February 6, 2009


Sue Hemberger, Concerned4DCPS - Failing educational systems exist because schools don't have the resources (however defined) to motivate and help students to learn, but they simultaneously provide the occasion/excuse for the privatization (or commercialization) of public education.

Honestly, I don't think most of the people pushing for privatization of public education give a damn about education. They see a vast industry that hasn't traditionally functioned as a source of profits and think, wow, I want a cut of that.

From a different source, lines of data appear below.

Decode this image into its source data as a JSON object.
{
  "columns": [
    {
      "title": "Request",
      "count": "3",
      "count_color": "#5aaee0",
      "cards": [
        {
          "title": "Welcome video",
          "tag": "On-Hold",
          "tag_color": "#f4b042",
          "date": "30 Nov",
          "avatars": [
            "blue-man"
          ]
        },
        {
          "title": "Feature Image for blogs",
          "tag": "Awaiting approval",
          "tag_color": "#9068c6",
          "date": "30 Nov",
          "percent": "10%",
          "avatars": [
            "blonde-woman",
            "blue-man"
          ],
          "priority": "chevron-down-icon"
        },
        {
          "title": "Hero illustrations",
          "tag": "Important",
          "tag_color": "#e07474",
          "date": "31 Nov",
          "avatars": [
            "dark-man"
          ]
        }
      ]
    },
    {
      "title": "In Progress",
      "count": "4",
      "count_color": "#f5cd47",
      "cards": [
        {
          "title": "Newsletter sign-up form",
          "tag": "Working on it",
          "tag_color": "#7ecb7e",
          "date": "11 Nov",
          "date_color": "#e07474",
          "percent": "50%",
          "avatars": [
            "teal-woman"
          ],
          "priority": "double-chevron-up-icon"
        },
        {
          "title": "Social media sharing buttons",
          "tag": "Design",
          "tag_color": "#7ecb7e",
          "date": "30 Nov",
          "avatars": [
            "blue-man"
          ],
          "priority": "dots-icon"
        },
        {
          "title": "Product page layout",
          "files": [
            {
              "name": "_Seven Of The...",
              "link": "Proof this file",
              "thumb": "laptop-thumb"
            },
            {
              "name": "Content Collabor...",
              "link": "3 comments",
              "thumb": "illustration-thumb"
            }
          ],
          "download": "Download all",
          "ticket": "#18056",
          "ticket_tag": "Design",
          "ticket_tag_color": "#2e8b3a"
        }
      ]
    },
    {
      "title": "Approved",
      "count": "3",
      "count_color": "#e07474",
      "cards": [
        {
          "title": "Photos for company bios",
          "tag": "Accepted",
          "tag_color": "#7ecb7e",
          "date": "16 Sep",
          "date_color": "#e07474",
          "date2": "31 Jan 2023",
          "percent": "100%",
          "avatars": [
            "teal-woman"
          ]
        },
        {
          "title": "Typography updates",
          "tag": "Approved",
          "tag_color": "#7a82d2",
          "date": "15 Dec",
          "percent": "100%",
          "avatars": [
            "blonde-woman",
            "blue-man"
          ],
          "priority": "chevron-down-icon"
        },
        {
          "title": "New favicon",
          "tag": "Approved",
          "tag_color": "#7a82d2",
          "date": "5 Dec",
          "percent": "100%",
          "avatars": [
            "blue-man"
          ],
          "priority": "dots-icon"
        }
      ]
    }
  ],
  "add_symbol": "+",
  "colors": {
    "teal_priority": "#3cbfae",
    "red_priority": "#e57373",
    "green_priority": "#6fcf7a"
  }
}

They'll tell whatever story is necessary to justify turning education into a profit-making proposition and, in doing so, they are supported by ideologues who shill for markets whatever the context (but seem to have no qualms about tapping into the state's ability to extract revenue to fund such markets).

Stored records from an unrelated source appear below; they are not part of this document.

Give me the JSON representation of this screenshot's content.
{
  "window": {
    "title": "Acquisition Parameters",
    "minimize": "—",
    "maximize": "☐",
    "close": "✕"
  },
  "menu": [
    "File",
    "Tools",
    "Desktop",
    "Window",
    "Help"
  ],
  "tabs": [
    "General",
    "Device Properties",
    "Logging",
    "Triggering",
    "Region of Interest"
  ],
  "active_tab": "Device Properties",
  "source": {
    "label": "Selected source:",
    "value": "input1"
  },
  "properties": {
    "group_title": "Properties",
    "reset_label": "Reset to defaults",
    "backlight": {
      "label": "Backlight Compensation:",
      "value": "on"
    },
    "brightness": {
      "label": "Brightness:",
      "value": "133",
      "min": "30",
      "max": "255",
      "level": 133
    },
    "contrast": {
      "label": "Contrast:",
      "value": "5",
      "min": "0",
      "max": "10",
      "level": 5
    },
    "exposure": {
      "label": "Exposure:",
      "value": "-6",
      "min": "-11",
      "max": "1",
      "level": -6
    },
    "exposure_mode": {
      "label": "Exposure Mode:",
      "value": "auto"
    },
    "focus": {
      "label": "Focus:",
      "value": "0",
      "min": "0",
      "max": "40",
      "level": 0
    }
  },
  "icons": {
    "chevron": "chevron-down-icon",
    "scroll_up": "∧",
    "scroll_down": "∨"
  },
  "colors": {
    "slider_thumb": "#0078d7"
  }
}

The so-called educational "reformers" don't want public school systems to succeed; they want them to be replaced and the best way to ensure that outcome is to ensure that they are broken beyond repair. Enter Michelle Rhee.